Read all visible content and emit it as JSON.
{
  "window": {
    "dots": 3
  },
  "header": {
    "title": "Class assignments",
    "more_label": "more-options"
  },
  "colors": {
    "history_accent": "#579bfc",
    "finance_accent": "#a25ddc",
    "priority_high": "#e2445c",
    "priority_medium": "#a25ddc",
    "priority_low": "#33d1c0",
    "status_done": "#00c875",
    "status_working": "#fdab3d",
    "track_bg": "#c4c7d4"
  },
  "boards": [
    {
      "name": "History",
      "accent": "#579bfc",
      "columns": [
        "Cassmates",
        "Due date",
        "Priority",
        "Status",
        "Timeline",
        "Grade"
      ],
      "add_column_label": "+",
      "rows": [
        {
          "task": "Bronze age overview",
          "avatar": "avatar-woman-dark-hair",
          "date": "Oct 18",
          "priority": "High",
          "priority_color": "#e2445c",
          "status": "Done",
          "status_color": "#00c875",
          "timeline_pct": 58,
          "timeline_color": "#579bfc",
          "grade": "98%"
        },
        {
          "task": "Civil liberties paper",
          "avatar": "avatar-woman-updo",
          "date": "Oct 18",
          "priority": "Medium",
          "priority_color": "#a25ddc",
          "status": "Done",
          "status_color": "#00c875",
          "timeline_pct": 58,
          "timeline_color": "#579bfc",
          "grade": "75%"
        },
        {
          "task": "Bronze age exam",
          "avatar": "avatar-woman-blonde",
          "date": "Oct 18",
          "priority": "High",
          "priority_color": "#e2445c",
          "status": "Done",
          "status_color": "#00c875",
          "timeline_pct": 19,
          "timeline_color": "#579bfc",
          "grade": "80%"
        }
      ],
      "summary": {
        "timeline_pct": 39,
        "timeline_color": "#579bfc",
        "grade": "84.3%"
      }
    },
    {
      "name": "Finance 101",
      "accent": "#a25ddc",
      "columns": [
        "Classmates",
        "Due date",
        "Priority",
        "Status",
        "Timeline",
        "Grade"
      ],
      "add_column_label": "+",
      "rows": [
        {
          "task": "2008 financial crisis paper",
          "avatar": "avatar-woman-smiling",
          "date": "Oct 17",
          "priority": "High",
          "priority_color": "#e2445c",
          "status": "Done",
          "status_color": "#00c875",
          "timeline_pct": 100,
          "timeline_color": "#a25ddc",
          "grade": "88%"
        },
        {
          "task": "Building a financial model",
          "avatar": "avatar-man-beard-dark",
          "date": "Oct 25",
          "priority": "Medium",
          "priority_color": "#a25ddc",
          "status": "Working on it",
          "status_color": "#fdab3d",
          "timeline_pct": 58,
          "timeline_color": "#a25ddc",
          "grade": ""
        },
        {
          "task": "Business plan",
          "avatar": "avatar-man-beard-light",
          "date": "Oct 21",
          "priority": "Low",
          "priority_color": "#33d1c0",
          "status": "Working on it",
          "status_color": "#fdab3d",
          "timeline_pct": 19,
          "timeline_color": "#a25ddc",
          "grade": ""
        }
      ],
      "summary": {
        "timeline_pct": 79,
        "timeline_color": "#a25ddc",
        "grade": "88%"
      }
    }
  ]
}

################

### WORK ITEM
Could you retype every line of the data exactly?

### RESULT
Read all visible content and emit it as JSON.
{
  "window": {
    "dots": 3
  },
  "header": {
    "title": "Class assignments",
    "more_label": "more-options"
  },
  "colors": {
    "history_accent": "#579bfc",
    "finance_accent": "#a25ddc",
    "priority_high": "#e2445c",
    "priority_medium": "#a25ddc",
    "priority_low": "#33d1c0",
    "status_done": "#00c875",
    "status_working": "#fdab3d",
    "track_bg": "#c4c7d4"
  },
  "boards": [
    {
      "name": "History",
      "accent": "#579bfc",
      "columns": [
        "Cassmates",
        "Due date",
        "Priority",
        "Status",
        "Timeline",
        "Grade"
      ],
      "add_column_label": "+",
      "rows": [
        {
          "task": "Bronze age overview",
          "avatar": "avatar-woman-dark-hair",
          "date": "Oct 18",
          "priority": "High",
          "priority_color": "#e2445c",
          "status": "Done",
          "status_color": "#00c875",
          "timeline_pct": 58,
          "timeline_color": "#579bfc",
          "grade": "98%"
        },
        {
          "task": "Civil liberties paper",
          "avatar": "avatar-woman-updo",
          "date": "Oct 18",
          "priority": "Medium",
          "priority_color": "#a25ddc",
          "status": "Done",
          "status_color": "#00c875",
          "timeline_pct": 58,
          "timeline_color": "#579bfc",
          "grade": "75%"
        },
        {
          "task": "Bronze age exam",
          "avatar": "avatar-woman-blonde",
          "date": "Oct 18",
          "priority": "High",
          "priority_color": "#e2445c",
          "status": "Done",
          "status_color": "#00c875",
          "timeline_pct": 19,
          "timeline_color": "#579bfc",
          "grade": "80%"
        }
      ],
      "summary": {
        "timeline_pct": 39,
        "timeline_color": "#579bfc",
        "grade": "84.3%"
      }
    },
    {
      "name": "Finance 101",
      "accent": "#a25ddc",
      "columns": [
        "Classmates",
        "Due date",
        "Priority",
        "Status",
        "Timeline",
        "Grade"
      ],
      "add_column_label": "+",
      "rows": [
        {
          "task": "2008 financial crisis paper",
          "avatar": "avatar-woman-smiling",
          "date": "Oct 17",
          "priority": "High",
          "priority_color": "#e2445c",
          "status": "Done",
          "status_color": "#00c875",
          "timeline_pct": 100,
          "timeline_color": "#a25ddc",
          "grade": "88%"
        },
        {
          "task": "Building a financial model",
          "avatar": "avatar-man-beard-dark",
          "date": "Oct 25",
          "priority": "Medium",
          "priority_color": "#a25ddc",
          "status": "Working on it",
          "status_color": "#fdab3d",
          "timeline_pct": 58,
          "timeline_color": "#a25ddc",
          "grade": ""
        },
        {
          "task": "Business plan",
          "avatar": "avatar-man-beard-light",
          "date": "Oct 21",
          "priority": "Low",
          "priority_color": "#33d1c0",
          "status": "Working on it",
          "status_color": "#fdab3d",
          "timeline_pct": 19,
          "timeline_color": "#a25ddc",
          "grade": ""
        }
      ],
      "summary": {
        "timeline_pct": 79,
        "timeline_color": "#a25ddc",
        "grade": "88%"
      }
    }
  ]
}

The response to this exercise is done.